### Exercise directions
Could you restate every entry word for word, leaving the pictures out?

### Source data
↓

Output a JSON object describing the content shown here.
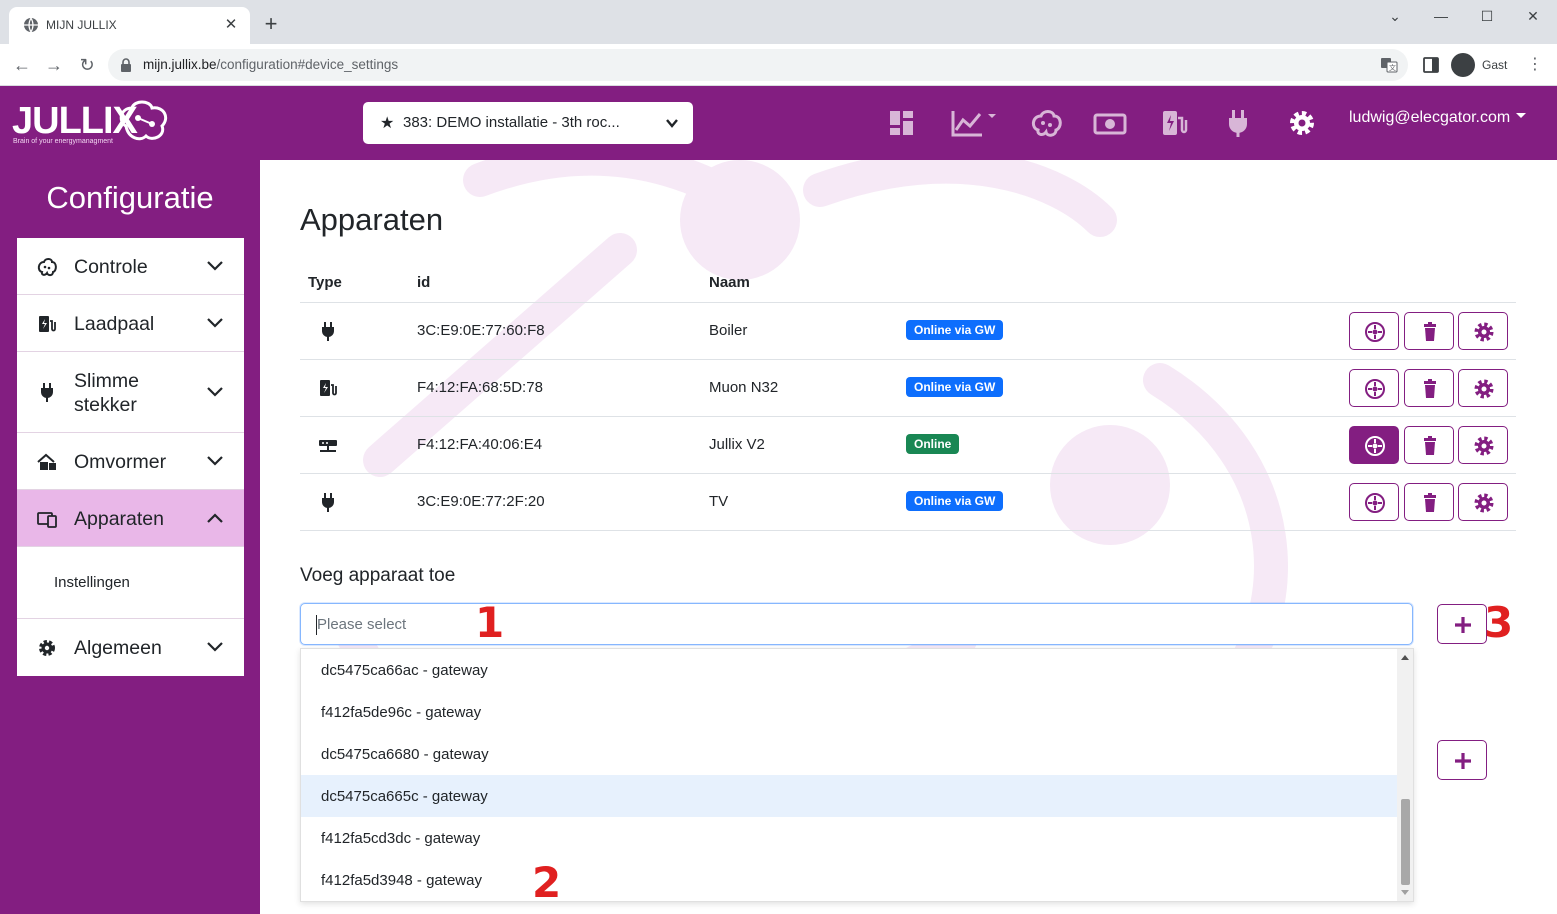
{
  "browser": {
    "tab_title": "MIJN JULLIX",
    "url_host": "mijn.jullix.be",
    "url_path": "/configuration#device_settings",
    "profile_name": "Gast"
  },
  "navbar": {
    "logo_text": "JULLIX",
    "logo_tagline": "Brain of your energymanagment",
    "installation": "383: DEMO installatie - 3th roc...",
    "user_email": "ludwig@elecgator.com",
    "icons": [
      "dashboard-icon",
      "chart-icon",
      "brain-icon",
      "money-icon",
      "charger-icon",
      "plug-icon",
      "gear-icon"
    ]
  },
  "sidebar": {
    "heading": "Configuratie",
    "items": [
      {
        "label": "Controle",
        "icon": "brain-icon"
      },
      {
        "label": "Laadpaal",
        "icon": "charger-icon"
      },
      {
        "label": "Slimme stekker",
        "icon": "plug-icon"
      },
      {
        "label": "Omvormer",
        "icon": "house-solar-icon"
      },
      {
        "label": "Apparaten",
        "icon": "devices-icon",
        "active": true,
        "sub": [
          "Instellingen"
        ]
      },
      {
        "label": "Algemeen",
        "icon": "gear-icon"
      }
    ]
  },
  "main": {
    "title": "Apparaten",
    "columns": [
      "Type",
      "id",
      "Naam"
    ],
    "devices": [
      {
        "type": "plug",
        "id": "3C:E9:0E:77:60:F8",
        "name": "Boiler",
        "status": "Online via GW",
        "status_color": "#0d6efd"
      },
      {
        "type": "charger",
        "id": "F4:12:FA:68:5D:78",
        "name": "Muon N32",
        "status": "Online via GW",
        "status_color": "#0d6efd"
      },
      {
        "type": "gateway",
        "id": "F4:12:FA:40:06:E4",
        "name": "Jullix V2",
        "status": "Online",
        "status_color": "#198754"
      },
      {
        "type": "plug",
        "id": "3C:E9:0E:77:2F:20",
        "name": "TV",
        "status": "Online via GW",
        "status_color": "#0d6efd"
      }
    ],
    "add_title": "Voeg apparaat toe",
    "select_placeholder": "Please select",
    "options": [
      "dc5475ca66ac - gateway",
      "f412fa5de96c - gateway",
      "dc5475ca6680 - gateway",
      "dc5475ca665c - gateway",
      "f412fa5cd3dc - gateway",
      "f412fa5d3948 - gateway"
    ],
    "highlighted_option": "dc5475ca665c - gateway",
    "annotations": [
      "1",
      "2",
      "3"
    ]
  },
  "colors": {
    "brand": "#831e81",
    "brand_light": "#e9b7e8",
    "badge_blue": "#0d6efd",
    "badge_green": "#198754"
  }
}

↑

### Exercise solution
Output a JSON object describing the content shown here.
{
  "browser": {
    "tab_title": "MIJN JULLIX",
    "url_host": "mijn.jullix.be",
    "url_path": "/configuration#device_settings",
    "profile_name": "Gast"
  },
  "navbar": {
    "logo_text": "JULLIX",
    "logo_tagline": "Brain of your energymanagment",
    "installation": "383: DEMO installatie - 3th roc...",
    "user_email": "ludwig@elecgator.com",
    "icons": [
      "dashboard-icon",
      "chart-icon",
      "brain-icon",
      "money-icon",
      "charger-icon",
      "plug-icon",
      "gear-icon"
    ]
  },
  "sidebar": {
    "heading": "Configuratie",
    "items": [
      {
        "label": "Controle",
        "icon": "brain-icon"
      },
      {
        "label": "Laadpaal",
        "icon": "charger-icon"
      },
      {
        "label": "Slimme stekker",
        "icon": "plug-icon"
      },
      {
        "label": "Omvormer",
        "icon": "house-solar-icon"
      },
      {
        "label": "Apparaten",
        "icon": "devices-icon",
        "active": true,
        "sub": [
          "Instellingen"
        ]
      },
      {
        "label": "Algemeen",
        "icon": "gear-icon"
      }
    ]
  },
  "main": {
    "title": "Apparaten",
    "columns": [
      "Type",
      "id",
      "Naam"
    ],
    "devices": [
      {
        "type": "plug",
        "id": "3C:E9:0E:77:60:F8",
        "name": "Boiler",
        "status": "Online via GW",
        "status_color": "#0d6efd"
      },
      {
        "type": "charger",
        "id": "F4:12:FA:68:5D:78",
        "name": "Muon N32",
        "status": "Online via GW",
        "status_color": "#0d6efd"
      },
      {
        "type": "gateway",
        "id": "F4:12:FA:40:06:E4",
        "name": "Jullix V2",
        "status": "Online",
        "status_color": "#198754"
      },
      {
        "type": "plug",
        "id": "3C:E9:0E:77:2F:20",
        "name": "TV",
        "status": "Online via GW",
        "status_color": "#0d6efd"
      }
    ],
    "add_title": "Voeg apparaat toe",
    "select_placeholder": "Please select",
    "options": [
      "dc5475ca66ac - gateway",
      "f412fa5de96c - gateway",
      "dc5475ca6680 - gateway",
      "dc5475ca665c - gateway",
      "f412fa5cd3dc - gateway",
      "f412fa5d3948 - gateway"
    ],
    "highlighted_option": "dc5475ca665c - gateway",
    "annotations": [
      "1",
      "2",
      "3"
    ]
  },
  "colors": {
    "brand": "#831e81",
    "brand_light": "#e9b7e8",
    "badge_blue": "#0d6efd",
    "badge_green": "#198754"
  }
}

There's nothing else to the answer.